Dongwon tuna action

Although I have an Asian face, I am not a Korean and I can't speak the language. But in the past few days the only sentence in my mind is:

"Greenpeace neun hankuk chamchi op che Dongwon e sak sul i oe oepeul jung dan hal geosl chuk gu ham ni da" (Greenpeace urges the Korean tuna company Dongwon to stop destructive fishing)

I kept practising it because I want to say those to Dongwon Industries company representatives when we confronted them yesterday.

Language is not a barrier, just as the oceans have no barriers.

After launching the Hidden Secret of Canned Tuna report, we followed it up with a protest. Our activists climbed up the Dongwon headquarters in Seoul displaying a big fish bone in a fishing net   and a banner saying "Dongwon, Korea's No.1 Ocean Plunderer!" Activists involved in this protests came from South Korea, Hong Kong, Taiwan, and even Fiji, just because we all love the oceans.

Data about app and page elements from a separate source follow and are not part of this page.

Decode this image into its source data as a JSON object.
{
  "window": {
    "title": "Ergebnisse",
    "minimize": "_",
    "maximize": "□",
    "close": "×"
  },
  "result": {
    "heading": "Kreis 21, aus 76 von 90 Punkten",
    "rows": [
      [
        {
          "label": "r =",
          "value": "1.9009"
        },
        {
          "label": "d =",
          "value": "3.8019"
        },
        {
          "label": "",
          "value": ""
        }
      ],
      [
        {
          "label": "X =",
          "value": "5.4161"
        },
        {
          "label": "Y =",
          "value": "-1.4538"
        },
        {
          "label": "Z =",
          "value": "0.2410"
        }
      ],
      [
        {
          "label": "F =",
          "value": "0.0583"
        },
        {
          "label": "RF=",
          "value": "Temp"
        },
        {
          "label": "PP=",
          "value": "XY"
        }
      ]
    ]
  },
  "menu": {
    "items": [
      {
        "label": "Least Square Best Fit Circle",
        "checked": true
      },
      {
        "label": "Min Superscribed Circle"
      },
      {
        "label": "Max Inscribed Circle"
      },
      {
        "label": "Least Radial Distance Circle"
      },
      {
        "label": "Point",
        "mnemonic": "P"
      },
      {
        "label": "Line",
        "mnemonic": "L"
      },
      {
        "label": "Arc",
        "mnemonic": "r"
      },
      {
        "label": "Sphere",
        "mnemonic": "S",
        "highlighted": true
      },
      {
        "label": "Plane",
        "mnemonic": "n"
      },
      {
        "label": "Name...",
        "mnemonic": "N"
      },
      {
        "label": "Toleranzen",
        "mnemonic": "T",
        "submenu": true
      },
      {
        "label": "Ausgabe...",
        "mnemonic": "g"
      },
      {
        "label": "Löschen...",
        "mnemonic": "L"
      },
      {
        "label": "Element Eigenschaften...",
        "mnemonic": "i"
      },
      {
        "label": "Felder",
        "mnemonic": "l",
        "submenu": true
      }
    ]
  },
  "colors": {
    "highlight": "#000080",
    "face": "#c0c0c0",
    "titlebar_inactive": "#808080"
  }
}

With the tuna ranking out last week, we collected hundreds of messages from Korean consumers urging Dongwon, which has a commanding 50% market share, to change. Many consumers did not know about the issue behind canned tuna and could not imagine that a common food such as tuna is now in trouble. When they saw our report and understood the issue, they all wanted big Korean companies to support the protection of our oceans. Their messages were really touching:

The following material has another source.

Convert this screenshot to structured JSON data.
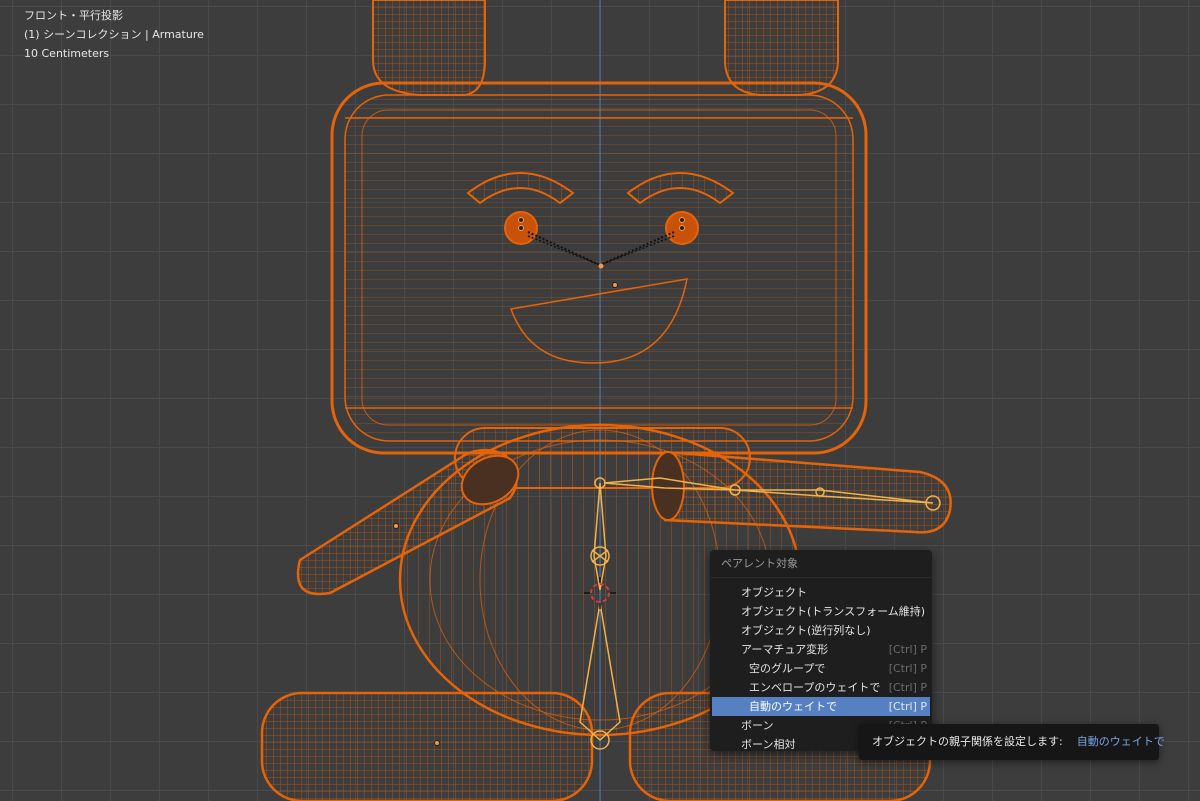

"Dongwon, please save the ocean, because we trust you."

"Don't catch juvenile tuna."

"Use the right method to catch tuna."

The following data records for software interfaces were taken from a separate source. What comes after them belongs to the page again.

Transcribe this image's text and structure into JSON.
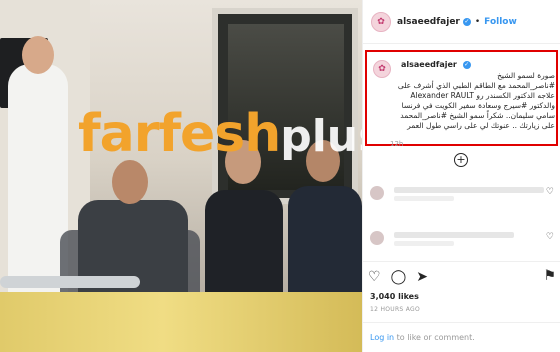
{
  "header": {
    "username": "alsaeedfajer",
    "separator": "•",
    "follow_label": "Follow"
  },
  "caption": {
    "username": "alsaeedfajer",
    "line1": "صورة لسمو الشيخ",
    "line2": "#ناصر_المحمد مع الطاقم الطبي الذي أشرف على",
    "line3": "علاجه الدكتور الكسندر رو Alexander RAULT",
    "line4": "والدكتور #سيرج وسعادة سفير الكويت في فرنسا",
    "line5": "سامي سليمان.. شكراً سمو الشيخ #ناصر_المحمد",
    "line6": "على زيارتك .. عنوتك لي على راسي طول العمر",
    "time": "12h"
  },
  "watermark": {
    "part1": "farfesh",
    "part2": "plus.com"
  },
  "stats": {
    "likes": "3,040 likes",
    "time_ago": "12 HOURS AGO"
  },
  "login": {
    "link": "Log in",
    "rest": " to like or comment."
  },
  "icons": {
    "heart": "heart-icon",
    "comment": "comment-icon",
    "share": "share-icon",
    "bookmark": "bookmark-icon",
    "plus": "plus-circle-icon",
    "verified": "verified-badge-icon"
  },
  "colors": {
    "accent": "#3897f0",
    "highlight_border": "#e00000",
    "watermark_orange": "#f2a32c"
  }
}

We packaged consumers' messages into a giant tuna can and delivered it to representatives from Dongwon. We hope the company can listen to their customers' demand for sustainable tuna choices.

As the biggest tuna company in Korea, Dongwon should take the lead on sustainability and not lag behind Sajo and Ottogi, its main competitors in the market. Dongwon should stop destructive fishing practices, start sustainable fishing operations and pass on a healthy oceans to future generations. We hope the industry can change their ways of fishing to ensure our next generation can also eat seafood.

Greenpeace is campaigning for tuna brands to improve their sustainability policies. Some of the steps they can take include eliminating the use of fish aggregating device (FAD) with their purse seine fleet, and support the creation of a global network of marine reserves covering 40% of the world's oceans. Both are necessary steps to restoring our oceans to health and consequently ample fish for future generations.